## Record excerpts
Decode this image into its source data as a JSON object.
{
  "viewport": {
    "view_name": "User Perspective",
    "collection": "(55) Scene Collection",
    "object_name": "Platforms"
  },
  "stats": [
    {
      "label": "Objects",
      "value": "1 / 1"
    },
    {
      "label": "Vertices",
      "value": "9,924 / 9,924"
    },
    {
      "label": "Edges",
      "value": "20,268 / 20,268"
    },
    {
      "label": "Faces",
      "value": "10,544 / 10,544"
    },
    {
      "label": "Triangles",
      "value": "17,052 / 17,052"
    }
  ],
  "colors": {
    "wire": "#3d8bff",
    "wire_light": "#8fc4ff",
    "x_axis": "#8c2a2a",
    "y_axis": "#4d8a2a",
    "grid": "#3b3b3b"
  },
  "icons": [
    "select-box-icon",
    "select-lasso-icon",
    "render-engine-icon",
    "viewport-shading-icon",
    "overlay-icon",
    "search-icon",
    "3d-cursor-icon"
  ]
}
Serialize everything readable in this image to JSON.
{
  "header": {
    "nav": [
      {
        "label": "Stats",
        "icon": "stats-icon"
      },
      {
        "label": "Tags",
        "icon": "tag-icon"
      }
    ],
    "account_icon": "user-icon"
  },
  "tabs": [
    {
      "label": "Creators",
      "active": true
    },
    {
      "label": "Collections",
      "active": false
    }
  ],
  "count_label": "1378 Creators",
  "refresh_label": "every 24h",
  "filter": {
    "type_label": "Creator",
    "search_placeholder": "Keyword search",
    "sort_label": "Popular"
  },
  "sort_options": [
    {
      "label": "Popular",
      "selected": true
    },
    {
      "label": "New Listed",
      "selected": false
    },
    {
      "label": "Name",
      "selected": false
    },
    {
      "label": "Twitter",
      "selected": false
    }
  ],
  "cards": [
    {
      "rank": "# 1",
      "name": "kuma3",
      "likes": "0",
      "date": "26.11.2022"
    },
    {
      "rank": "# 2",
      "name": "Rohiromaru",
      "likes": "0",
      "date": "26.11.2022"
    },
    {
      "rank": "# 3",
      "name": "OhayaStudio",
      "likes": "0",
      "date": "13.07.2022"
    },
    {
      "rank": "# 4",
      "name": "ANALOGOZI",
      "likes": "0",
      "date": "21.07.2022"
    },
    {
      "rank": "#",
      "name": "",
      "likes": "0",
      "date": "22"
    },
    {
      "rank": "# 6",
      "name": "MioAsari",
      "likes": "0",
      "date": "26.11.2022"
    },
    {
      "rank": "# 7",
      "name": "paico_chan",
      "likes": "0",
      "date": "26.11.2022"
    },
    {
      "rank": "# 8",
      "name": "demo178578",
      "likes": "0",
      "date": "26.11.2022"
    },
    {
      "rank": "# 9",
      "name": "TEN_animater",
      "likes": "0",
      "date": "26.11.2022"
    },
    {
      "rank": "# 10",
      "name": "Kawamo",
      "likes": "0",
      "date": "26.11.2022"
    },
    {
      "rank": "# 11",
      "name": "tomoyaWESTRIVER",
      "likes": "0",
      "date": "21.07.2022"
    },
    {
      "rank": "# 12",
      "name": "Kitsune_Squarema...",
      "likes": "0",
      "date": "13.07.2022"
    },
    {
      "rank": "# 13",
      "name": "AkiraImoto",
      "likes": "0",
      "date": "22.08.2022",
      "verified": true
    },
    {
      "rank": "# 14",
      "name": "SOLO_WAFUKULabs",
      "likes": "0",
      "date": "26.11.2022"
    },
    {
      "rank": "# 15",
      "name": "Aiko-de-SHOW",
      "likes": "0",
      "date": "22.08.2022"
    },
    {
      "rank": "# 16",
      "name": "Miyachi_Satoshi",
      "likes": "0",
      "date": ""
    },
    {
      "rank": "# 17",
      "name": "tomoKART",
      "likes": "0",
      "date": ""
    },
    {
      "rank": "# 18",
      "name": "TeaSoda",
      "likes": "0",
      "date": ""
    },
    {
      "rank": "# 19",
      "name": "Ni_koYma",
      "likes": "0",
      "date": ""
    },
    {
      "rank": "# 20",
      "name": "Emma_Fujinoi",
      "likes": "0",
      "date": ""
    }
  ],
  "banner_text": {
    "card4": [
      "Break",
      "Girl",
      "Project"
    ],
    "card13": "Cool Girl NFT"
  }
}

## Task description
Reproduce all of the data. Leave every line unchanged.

## Output for this exercise
Decode this image into its source data as a JSON object.
{
  "viewport": {
    "view_name": "User Perspective",
    "collection": "(55) Scene Collection",
    "object_name": "Platforms"
  },
  "stats": [
    {
      "label": "Objects",
      "value": "1 / 1"
    },
    {
      "label": "Vertices",
      "value": "9,924 / 9,924"
    },
    {
      "label": "Edges",
      "value": "20,268 / 20,268"
    },
    {
      "label": "Faces",
      "value": "10,544 / 10,544"
    },
    {
      "label": "Triangles",
      "value": "17,052 / 17,052"
    }
  ],
  "colors": {
    "wire": "#3d8bff",
    "wire_light": "#8fc4ff",
    "x_axis": "#8c2a2a",
    "y_axis": "#4d8a2a",
    "grid": "#3b3b3b"
  },
  "icons": [
    "select-box-icon",
    "select-lasso-icon",
    "render-engine-icon",
    "viewport-shading-icon",
    "overlay-icon",
    "search-icon",
    "3d-cursor-icon"
  ]
}
Serialize everything readable in this image to JSON.
{
  "header": {
    "nav": [
      {
        "label": "Stats",
        "icon": "stats-icon"
      },
      {
        "label": "Tags",
        "icon": "tag-icon"
      }
    ],
    "account_icon": "user-icon"
  },
  "tabs": [
    {
      "label": "Creators",
      "active": true
    },
    {
      "label": "Collections",
      "active": false
    }
  ],
  "count_label": "1378 Creators",
  "refresh_label": "every 24h",
  "filter": {
    "type_label": "Creator",
    "search_placeholder": "Keyword search",
    "sort_label": "Popular"
  },
  "sort_options": [
    {
      "label": "Popular",
      "selected": true
    },
    {
      "label": "New Listed",
      "selected": false
    },
    {
      "label": "Name",
      "selected": false
    },
    {
      "label": "Twitter",
      "selected": false
    }
  ],
  "cards": [
    {
      "rank": "# 1",
      "name": "kuma3",
      "likes": "0",
      "date": "26.11.2022"
    },
    {
      "rank": "# 2",
      "name": "Rohiromaru",
      "likes": "0",
      "date": "26.11.2022"
    },
    {
      "rank": "# 3",
      "name": "OhayaStudio",
      "likes": "0",
      "date": "13.07.2022"
    },
    {
      "rank": "# 4",
      "name": "ANALOGOZI",
      "likes": "0",
      "date": "21.07.2022"
    },
    {
      "rank": "#",
      "name": "",
      "likes": "0",
      "date": "22"
    },
    {
      "rank": "# 6",
      "name": "MioAsari",
      "likes": "0",
      "date": "26.11.2022"
    },
    {
      "rank": "# 7",
      "name": "paico_chan",
      "likes": "0",
      "date": "26.11.2022"
    },
    {
      "rank": "# 8",
      "name": "demo178578",
      "likes": "0",
      "date": "26.11.2022"
    },
    {
      "rank": "# 9",
      "name": "TEN_animater",
      "likes": "0",
      "date": "26.11.2022"
    },
    {
      "rank": "# 10",
      "name": "Kawamo",
      "likes": "0",
      "date": "26.11.2022"
    },
    {
      "rank": "# 11",
      "name": "tomoyaWESTRIVER",
      "likes": "0",
      "date": "21.07.2022"
    },
    {
      "rank": "# 12",
      "name": "Kitsune_Squarema...",
      "likes": "0",
      "date": "13.07.2022"
    },
    {
      "rank": "# 13",
      "name": "AkiraImoto",
      "likes": "0",
      "date": "22.08.2022",
      "verified": true
    },
    {
      "rank": "# 14",
      "name": "SOLO_WAFUKULabs",
      "likes": "0",
      "date": "26.11.2022"
    },
    {
      "rank": "# 15",
      "name": "Aiko-de-SHOW",
      "likes": "0",
      "date": "22.08.2022"
    },
    {
      "rank": "# 16",
      "name": "Miyachi_Satoshi",
      "likes": "0",
      "date": ""
    },
    {
      "rank": "# 17",
      "name": "tomoKART",
      "likes": "0",
      "date": ""
    },
    {
      "rank": "# 18",
      "name": "TeaSoda",
      "likes": "0",
      "date": ""
    },
    {
      "rank": "# 19",
      "name": "Ni_koYma",
      "likes": "0",
      "date": ""
    },
    {
      "rank": "# 20",
      "name": "Emma_Fujinoi",
      "likes": "0",
      "date": ""
    }
  ],
  "banner_text": {
    "card4": [
      "Break",
      "Girl",
      "Project"
    ],
    "card13": "Cool Girl NFT"
  }
}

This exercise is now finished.